## EXERCISE DESCRIPTION
Return the data below, unchanged.

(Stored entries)
Start of Block

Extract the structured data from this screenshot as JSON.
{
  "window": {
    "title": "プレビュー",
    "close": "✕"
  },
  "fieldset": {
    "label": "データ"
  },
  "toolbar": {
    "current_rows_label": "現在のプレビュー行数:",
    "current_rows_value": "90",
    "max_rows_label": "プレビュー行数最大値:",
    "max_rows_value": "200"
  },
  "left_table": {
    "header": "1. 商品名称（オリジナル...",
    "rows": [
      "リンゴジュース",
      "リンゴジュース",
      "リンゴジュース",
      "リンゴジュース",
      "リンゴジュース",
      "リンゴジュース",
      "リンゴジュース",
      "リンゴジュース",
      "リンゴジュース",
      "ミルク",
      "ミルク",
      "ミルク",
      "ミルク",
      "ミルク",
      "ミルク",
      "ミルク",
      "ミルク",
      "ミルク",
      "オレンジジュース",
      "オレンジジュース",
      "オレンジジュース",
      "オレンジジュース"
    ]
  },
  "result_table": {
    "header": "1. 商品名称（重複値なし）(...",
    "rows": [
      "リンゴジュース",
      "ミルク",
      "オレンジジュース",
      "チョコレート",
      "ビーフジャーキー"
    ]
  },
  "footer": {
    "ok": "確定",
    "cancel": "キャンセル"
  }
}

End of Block

## FINAL ANSWER
Extract the structured data from this screenshot as JSON.
{
  "window": {
    "title": "プレビュー",
    "close": "✕"
  },
  "fieldset": {
    "label": "データ"
  },
  "toolbar": {
    "current_rows_label": "現在のプレビュー行数:",
    "current_rows_value": "90",
    "max_rows_label": "プレビュー行数最大値:",
    "max_rows_value": "200"
  },
  "left_table": {
    "header": "1. 商品名称（オリジナル...",
    "rows": [
      "リンゴジュース",
      "リンゴジュース",
      "リンゴジュース",
      "リンゴジュース",
      "リンゴジュース",
      "リンゴジュース",
      "リンゴジュース",
      "リンゴジュース",
      "リンゴジュース",
      "ミルク",
      "ミルク",
      "ミルク",
      "ミルク",
      "ミルク",
      "ミルク",
      "ミルク",
      "ミルク",
      "ミルク",
      "オレンジジュース",
      "オレンジジュース",
      "オレンジジュース",
      "オレンジジュース"
    ]
  },
  "result_table": {
    "header": "1. 商品名称（重複値なし）(...",
    "rows": [
      "リンゴジュース",
      "ミルク",
      "オレンジジュース",
      "チョコレート",
      "ビーフジャーキー"
    ]
  },
  "footer": {
    "ok": "確定",
    "cancel": "キャンセル"
  }
}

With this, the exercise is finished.